(App and web page records)
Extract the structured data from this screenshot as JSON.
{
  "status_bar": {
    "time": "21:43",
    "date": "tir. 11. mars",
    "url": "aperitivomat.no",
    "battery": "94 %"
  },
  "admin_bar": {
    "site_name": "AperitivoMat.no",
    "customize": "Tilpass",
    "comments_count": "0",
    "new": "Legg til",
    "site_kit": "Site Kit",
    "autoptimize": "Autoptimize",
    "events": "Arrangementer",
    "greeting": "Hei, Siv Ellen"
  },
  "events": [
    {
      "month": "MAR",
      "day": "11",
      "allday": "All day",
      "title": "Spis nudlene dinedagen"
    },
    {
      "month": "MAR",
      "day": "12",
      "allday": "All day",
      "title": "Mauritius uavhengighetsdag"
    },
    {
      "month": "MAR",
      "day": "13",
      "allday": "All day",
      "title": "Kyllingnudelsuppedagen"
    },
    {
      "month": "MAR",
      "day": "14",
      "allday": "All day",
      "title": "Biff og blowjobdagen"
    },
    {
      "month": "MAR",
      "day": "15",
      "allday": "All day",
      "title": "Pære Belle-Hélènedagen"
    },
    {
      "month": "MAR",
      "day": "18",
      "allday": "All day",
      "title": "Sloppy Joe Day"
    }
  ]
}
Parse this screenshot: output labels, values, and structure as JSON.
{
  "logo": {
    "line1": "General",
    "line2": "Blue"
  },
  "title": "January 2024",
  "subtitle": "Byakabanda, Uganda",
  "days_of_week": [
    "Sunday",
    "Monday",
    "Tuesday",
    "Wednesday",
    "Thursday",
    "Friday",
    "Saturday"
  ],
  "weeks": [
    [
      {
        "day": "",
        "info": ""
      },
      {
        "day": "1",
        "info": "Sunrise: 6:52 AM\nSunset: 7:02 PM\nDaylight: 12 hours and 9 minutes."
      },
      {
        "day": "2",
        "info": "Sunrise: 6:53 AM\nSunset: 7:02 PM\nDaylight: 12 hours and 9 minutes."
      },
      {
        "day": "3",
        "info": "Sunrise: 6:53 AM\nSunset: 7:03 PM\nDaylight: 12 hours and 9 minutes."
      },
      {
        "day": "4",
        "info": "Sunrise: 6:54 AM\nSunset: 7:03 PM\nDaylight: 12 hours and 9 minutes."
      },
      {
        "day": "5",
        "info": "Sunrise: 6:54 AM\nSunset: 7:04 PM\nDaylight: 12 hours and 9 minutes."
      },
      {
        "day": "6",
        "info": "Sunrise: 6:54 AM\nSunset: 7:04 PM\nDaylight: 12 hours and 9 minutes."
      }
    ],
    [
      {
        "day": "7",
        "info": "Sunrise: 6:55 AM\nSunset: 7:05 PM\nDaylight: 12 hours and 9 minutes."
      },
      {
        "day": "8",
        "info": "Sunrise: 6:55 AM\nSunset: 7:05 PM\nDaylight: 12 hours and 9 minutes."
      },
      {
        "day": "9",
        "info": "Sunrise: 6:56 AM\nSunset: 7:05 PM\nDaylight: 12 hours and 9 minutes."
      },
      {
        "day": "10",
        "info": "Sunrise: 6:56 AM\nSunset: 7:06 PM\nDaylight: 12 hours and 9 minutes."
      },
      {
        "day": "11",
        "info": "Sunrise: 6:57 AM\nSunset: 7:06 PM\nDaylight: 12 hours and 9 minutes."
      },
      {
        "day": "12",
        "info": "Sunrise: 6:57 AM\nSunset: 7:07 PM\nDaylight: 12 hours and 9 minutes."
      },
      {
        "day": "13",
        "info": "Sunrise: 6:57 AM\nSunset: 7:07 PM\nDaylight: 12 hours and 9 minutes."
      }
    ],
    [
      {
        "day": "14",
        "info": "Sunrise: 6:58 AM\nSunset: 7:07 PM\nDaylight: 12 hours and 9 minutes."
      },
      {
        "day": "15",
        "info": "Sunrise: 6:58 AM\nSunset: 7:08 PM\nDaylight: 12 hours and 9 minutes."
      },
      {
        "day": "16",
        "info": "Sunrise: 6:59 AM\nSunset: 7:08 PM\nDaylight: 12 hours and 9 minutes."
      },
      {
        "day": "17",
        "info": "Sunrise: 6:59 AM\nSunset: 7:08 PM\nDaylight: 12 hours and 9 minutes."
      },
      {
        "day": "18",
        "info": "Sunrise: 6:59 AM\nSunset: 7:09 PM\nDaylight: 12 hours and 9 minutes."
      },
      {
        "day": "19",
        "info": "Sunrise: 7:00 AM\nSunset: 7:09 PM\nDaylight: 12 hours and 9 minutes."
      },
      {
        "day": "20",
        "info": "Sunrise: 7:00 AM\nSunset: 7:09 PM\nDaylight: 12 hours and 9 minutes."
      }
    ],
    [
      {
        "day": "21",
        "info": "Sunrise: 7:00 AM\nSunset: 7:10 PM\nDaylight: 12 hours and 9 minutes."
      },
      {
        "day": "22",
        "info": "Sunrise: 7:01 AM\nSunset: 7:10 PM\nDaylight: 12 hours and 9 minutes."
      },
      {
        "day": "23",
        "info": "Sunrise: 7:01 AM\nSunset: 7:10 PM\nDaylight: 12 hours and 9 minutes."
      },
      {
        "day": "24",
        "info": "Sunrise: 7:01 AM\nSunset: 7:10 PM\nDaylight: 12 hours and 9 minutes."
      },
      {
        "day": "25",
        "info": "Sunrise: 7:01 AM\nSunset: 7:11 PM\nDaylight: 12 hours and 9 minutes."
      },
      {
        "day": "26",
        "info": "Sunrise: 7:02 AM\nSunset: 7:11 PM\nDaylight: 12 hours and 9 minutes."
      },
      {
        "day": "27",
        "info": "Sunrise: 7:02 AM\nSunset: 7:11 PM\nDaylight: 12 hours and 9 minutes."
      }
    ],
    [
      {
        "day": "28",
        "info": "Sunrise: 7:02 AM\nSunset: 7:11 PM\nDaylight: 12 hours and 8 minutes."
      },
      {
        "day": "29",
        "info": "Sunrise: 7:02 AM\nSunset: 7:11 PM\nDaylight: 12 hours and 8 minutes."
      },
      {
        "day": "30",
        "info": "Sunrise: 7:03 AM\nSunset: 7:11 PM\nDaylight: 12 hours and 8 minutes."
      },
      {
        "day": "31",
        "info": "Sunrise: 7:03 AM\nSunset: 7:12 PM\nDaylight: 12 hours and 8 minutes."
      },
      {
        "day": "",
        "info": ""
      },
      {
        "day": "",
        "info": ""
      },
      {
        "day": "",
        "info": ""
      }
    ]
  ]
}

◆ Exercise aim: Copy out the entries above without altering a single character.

◆ Output of the task:
Extract the structured data from this screenshot as JSON.
{
  "status_bar": {
    "time": "21:43",
    "date": "tir. 11. mars",
    "url": "aperitivomat.no",
    "battery": "94 %"
  },
  "admin_bar": {
    "site_name": "AperitivoMat.no",
    "customize": "Tilpass",
    "comments_count": "0",
    "new": "Legg til",
    "site_kit": "Site Kit",
    "autoptimize": "Autoptimize",
    "events": "Arrangementer",
    "greeting": "Hei, Siv Ellen"
  },
  "events": [
    {
      "month": "MAR",
      "day": "11",
      "allday": "All day",
      "title": "Spis nudlene dinedagen"
    },
    {
      "month": "MAR",
      "day": "12",
      "allday": "All day",
      "title": "Mauritius uavhengighetsdag"
    },
    {
      "month": "MAR",
      "day": "13",
      "allday": "All day",
      "title": "Kyllingnudelsuppedagen"
    },
    {
      "month": "MAR",
      "day": "14",
      "allday": "All day",
      "title": "Biff og blowjobdagen"
    },
    {
      "month": "MAR",
      "day": "15",
      "allday": "All day",
      "title": "Pære Belle-Hélènedagen"
    },
    {
      "month": "MAR",
      "day": "18",
      "allday": "All day",
      "title": "Sloppy Joe Day"
    }
  ]
}
Parse this screenshot: output labels, values, and structure as JSON.
{
  "logo": {
    "line1": "General",
    "line2": "Blue"
  },
  "title": "January 2024",
  "subtitle": "Byakabanda, Uganda",
  "days_of_week": [
    "Sunday",
    "Monday",
    "Tuesday",
    "Wednesday",
    "Thursday",
    "Friday",
    "Saturday"
  ],
  "weeks": [
    [
      {
        "day": "",
        "info": ""
      },
      {
        "day": "1",
        "info": "Sunrise: 6:52 AM\nSunset: 7:02 PM\nDaylight: 12 hours and 9 minutes."
      },
      {
        "day": "2",
        "info": "Sunrise: 6:53 AM\nSunset: 7:02 PM\nDaylight: 12 hours and 9 minutes."
      },
      {
        "day": "3",
        "info": "Sunrise: 6:53 AM\nSunset: 7:03 PM\nDaylight: 12 hours and 9 minutes."
      },
      {
        "day": "4",
        "info": "Sunrise: 6:54 AM\nSunset: 7:03 PM\nDaylight: 12 hours and 9 minutes."
      },
      {
        "day": "5",
        "info": "Sunrise: 6:54 AM\nSunset: 7:04 PM\nDaylight: 12 hours and 9 minutes."
      },
      {
        "day": "6",
        "info": "Sunrise: 6:54 AM\nSunset: 7:04 PM\nDaylight: 12 hours and 9 minutes."
      }
    ],
    [
      {
        "day": "7",
        "info": "Sunrise: 6:55 AM\nSunset: 7:05 PM\nDaylight: 12 hours and 9 minutes."
      },
      {
        "day": "8",
        "info": "Sunrise: 6:55 AM\nSunset: 7:05 PM\nDaylight: 12 hours and 9 minutes."
      },
      {
        "day": "9",
        "info": "Sunrise: 6:56 AM\nSunset: 7:05 PM\nDaylight: 12 hours and 9 minutes."
      },
      {
        "day": "10",
        "info": "Sunrise: 6:56 AM\nSunset: 7:06 PM\nDaylight: 12 hours and 9 minutes."
      },
      {
        "day": "11",
        "info": "Sunrise: 6:57 AM\nSunset: 7:06 PM\nDaylight: 12 hours and 9 minutes."
      },
      {
        "day": "12",
        "info": "Sunrise: 6:57 AM\nSunset: 7:07 PM\nDaylight: 12 hours and 9 minutes."
      },
      {
        "day": "13",
        "info": "Sunrise: 6:57 AM\nSunset: 7:07 PM\nDaylight: 12 hours and 9 minutes."
      }
    ],
    [
      {
        "day": "14",
        "info": "Sunrise: 6:58 AM\nSunset: 7:07 PM\nDaylight: 12 hours and 9 minutes."
      },
      {
        "day": "15",
        "info": "Sunrise: 6:58 AM\nSunset: 7:08 PM\nDaylight: 12 hours and 9 minutes."
      },
      {
        "day": "16",
        "info": "Sunrise: 6:59 AM\nSunset: 7:08 PM\nDaylight: 12 hours and 9 minutes."
      },
      {
        "day": "17",
        "info": "Sunrise: 6:59 AM\nSunset: 7:08 PM\nDaylight: 12 hours and 9 minutes."
      },
      {
        "day": "18",
        "info": "Sunrise: 6:59 AM\nSunset: 7:09 PM\nDaylight: 12 hours and 9 minutes."
      },
      {
        "day": "19",
        "info": "Sunrise: 7:00 AM\nSunset: 7:09 PM\nDaylight: 12 hours and 9 minutes."
      },
      {
        "day": "20",
        "info": "Sunrise: 7:00 AM\nSunset: 7:09 PM\nDaylight: 12 hours and 9 minutes."
      }
    ],
    [
      {
        "day": "21",
        "info": "Sunrise: 7:00 AM\nSunset: 7:10 PM\nDaylight: 12 hours and 9 minutes."
      },
      {
        "day": "22",
        "info": "Sunrise: 7:01 AM\nSunset: 7:10 PM\nDaylight: 12 hours and 9 minutes."
      },
      {
        "day": "23",
        "info": "Sunrise: 7:01 AM\nSunset: 7:10 PM\nDaylight: 12 hours and 9 minutes."
      },
      {
        "day": "24",
        "info": "Sunrise: 7:01 AM\nSunset: 7:10 PM\nDaylight: 12 hours and 9 minutes."
      },
      {
        "day": "25",
        "info": "Sunrise: 7:01 AM\nSunset: 7:11 PM\nDaylight: 12 hours and 9 minutes."
      },
      {
        "day": "26",
        "info": "Sunrise: 7:02 AM\nSunset: 7:11 PM\nDaylight: 12 hours and 9 minutes."
      },
      {
        "day": "27",
        "info": "Sunrise: 7:02 AM\nSunset: 7:11 PM\nDaylight: 12 hours and 9 minutes."
      }
    ],
    [
      {
        "day": "28",
        "info": "Sunrise: 7:02 AM\nSunset: 7:11 PM\nDaylight: 12 hours and 8 minutes."
      },
      {
        "day": "29",
        "info": "Sunrise: 7:02 AM\nSunset: 7:11 PM\nDaylight: 12 hours and 8 minutes."
      },
      {
        "day": "30",
        "info": "Sunrise: 7:03 AM\nSunset: 7:11 PM\nDaylight: 12 hours and 8 minutes."
      },
      {
        "day": "31",
        "info": "Sunrise: 7:03 AM\nSunset: 7:12 PM\nDaylight: 12 hours and 8 minutes."
      },
      {
        "day": "",
        "info": ""
      },
      {
        "day": "",
        "info": ""
      },
      {
        "day": "",
        "info": ""
      }
    ]
  ]
}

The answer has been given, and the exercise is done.